In Reply Drs Himmelstein and Woolhandler suggest that pay-for-performance incentives led clinicians to falsify records. The program we evaluated was designed to align incentives with delivering high-quality care, rather than high-volume care, which is the incentive alignment under fee-for-service, and to pay clinicians more for doing what is difficult, such as controlling blood pressure in a patient with comorbidities.

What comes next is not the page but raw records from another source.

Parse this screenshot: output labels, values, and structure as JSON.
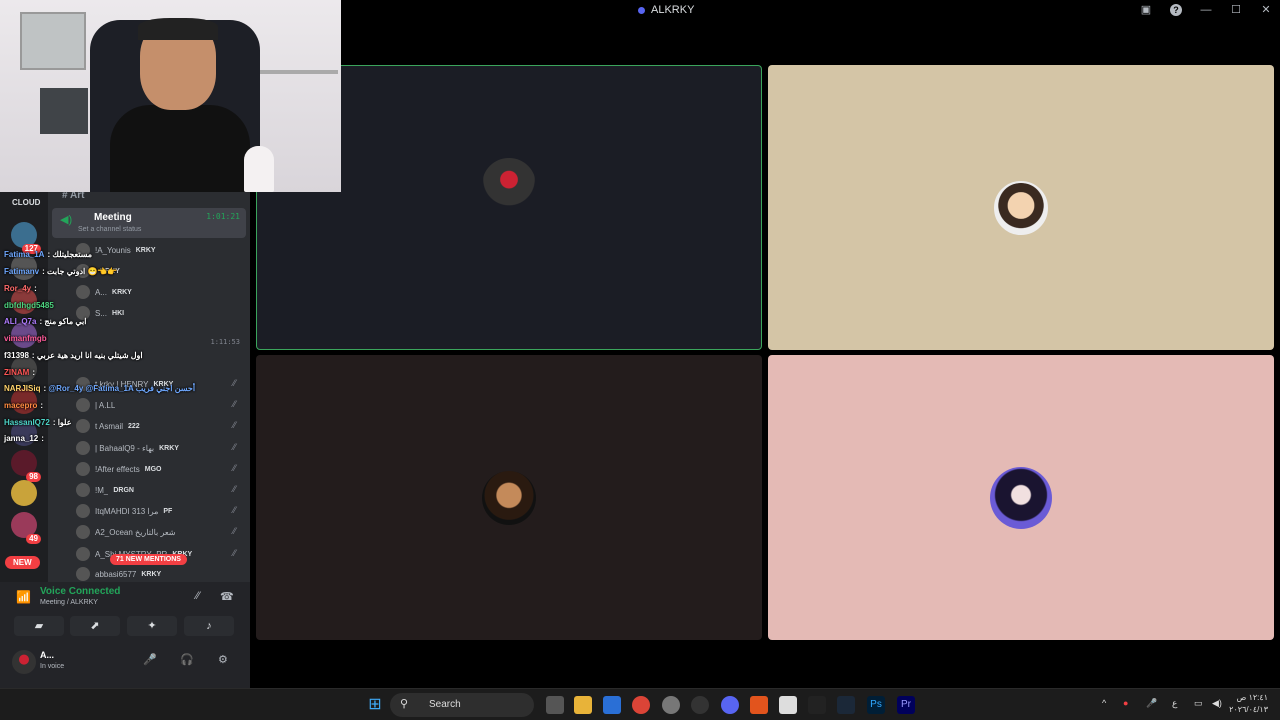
{
  "window": {
    "title": "ALKRKY"
  },
  "titlebar_icons": [
    "screen-icon",
    "help-icon",
    "minimize-icon",
    "maximize-icon",
    "close-icon"
  ],
  "titlebar_glyphs": {
    "screen": "▣",
    "help": "?",
    "minimize": "—",
    "maximize": "☐",
    "close": "✕"
  },
  "stage": {
    "tiles": [
      {
        "name": "tile-1",
        "speaking": true
      },
      {
        "name": "tile-2"
      },
      {
        "name": "tile-3"
      },
      {
        "name": "tile-4"
      }
    ]
  },
  "guilds": {
    "top_label": "CLOUD",
    "badges": [
      "127",
      "98",
      "49"
    ],
    "new_label": "NEW"
  },
  "channels": {
    "category": "# Art",
    "voice_channel": {
      "name": "Meeting",
      "timer": "1:01:21",
      "status_placeholder": "Set a channel status"
    },
    "second_timer": "1:11:53",
    "users": [
      {
        "name": "!A_Younis",
        "tag": "KRKY"
      },
      {
        "name": "",
        "tag": "KRKY"
      },
      {
        "name": "A...",
        "tag": "KRKY"
      },
      {
        "name": "S...",
        "tag": "HKI"
      },
      {
        "name": "t.krky | HENRY",
        "tag": "KRKY"
      },
      {
        "name": "| A.LL",
        "tag": ""
      },
      {
        "name": "t Asmail",
        "tag": "222"
      },
      {
        "name": "| BahaalQ9 - بهاء",
        "tag": "KRKY"
      },
      {
        "name": "!After effects",
        "tag": "MGO"
      },
      {
        "name": "!M_",
        "tag": "DRGN"
      },
      {
        "name": "ItqMAHDI 313 مرا",
        "tag": "PF"
      },
      {
        "name": "A2_Ocean يمي اقوى شعر بالتاريخ",
        "tag": ""
      },
      {
        "name": "A_Shi.MYSTRY_PR",
        "tag": "KRKY"
      },
      {
        "name": "abbasi6577",
        "tag": "KRKY"
      }
    ],
    "mentions_label": "71 NEW MENTIONS"
  },
  "chat": [
    {
      "user": "Fatima_1A",
      "msg": "مستعجليتلك",
      "color": "#6fa8ff"
    },
    {
      "user": "Fatimanv",
      "msg": "ادوتي جابت 😁👈👉",
      "color": "#6fa8ff"
    },
    {
      "user": "Ror_4y",
      "msg": "",
      "color": "#ff6b6b"
    },
    {
      "user": "dbfdhgd5485",
      "msg": "",
      "color": "#4dd47f"
    },
    {
      "user": "ALI_Q7a",
      "msg": "ابي ماكو منج",
      "color": "#b07cff"
    },
    {
      "user": "vimanfmgb",
      "msg": "",
      "color": "#ff5c9a"
    },
    {
      "user": "f31398",
      "msg": "اول شيتلي بنيه انا اريد هية عربي",
      "color": "#ffffff"
    },
    {
      "user": "ZINAM",
      "msg": "",
      "color": "#ff5555"
    },
    {
      "user": "NARJISiq",
      "msg": "@Ror_4y @Fatima_1A أحسن اجني فريب",
      "color": "#ffd36b"
    },
    {
      "user": "macepro",
      "msg": "",
      "color": "#ff8c42"
    },
    {
      "user": "HassanIQ72",
      "msg": "علوا",
      "color": "#4dd4c7"
    },
    {
      "user": "janna_12",
      "msg": "",
      "color": "#ffffff"
    }
  ],
  "voice": {
    "status": "Voice Connected",
    "channel": "Meeting / ALKRKY",
    "user_name": "A...",
    "user_status": "In voice"
  },
  "voice_glyphs": {
    "signal": "📶",
    "noise": "⁄⁄",
    "disconnect": "☎",
    "camera": "▰",
    "screenshare": "⬈",
    "activity": "✦",
    "soundboard": "♪",
    "mic": "🎤",
    "headphones": "🎧",
    "settings": "⚙"
  },
  "taskbar": {
    "search_label": "Search",
    "time": "١٢:٤١ ص",
    "date": "٢٠٢٦/٠٤/١٣"
  },
  "taskbar_glyphs": {
    "start": "⊞",
    "search": "⚲",
    "tray_up": "^",
    "lang": "ع"
  }
}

We have no data specifically on falsification. However, prior literature on Healthcare Effectiveness Data and Information Set measures found that clinicians generally round to the nearest number on a 10 scale (ie, round to 130 mm Hg for a systolic blood pressure measurement of 129 mm Hg or 131 mm Hg).1 In reviewing data from our practices abstracted by a third party,2 we found this rounding behavior in both study groups. Of 1651 visits reviewed, among systolic blood pressure measurements ranging from 129 to 131 mm Hg, the control group (n = 141) percentages for readings were 4.2% at 129 mm Hg, 93.0% at 130 mm Hg, and 2.8% at 131 mm Hg, and in the incentive group (n = 116), they were 1.7%, 91.3%, and 6.9%, respectively.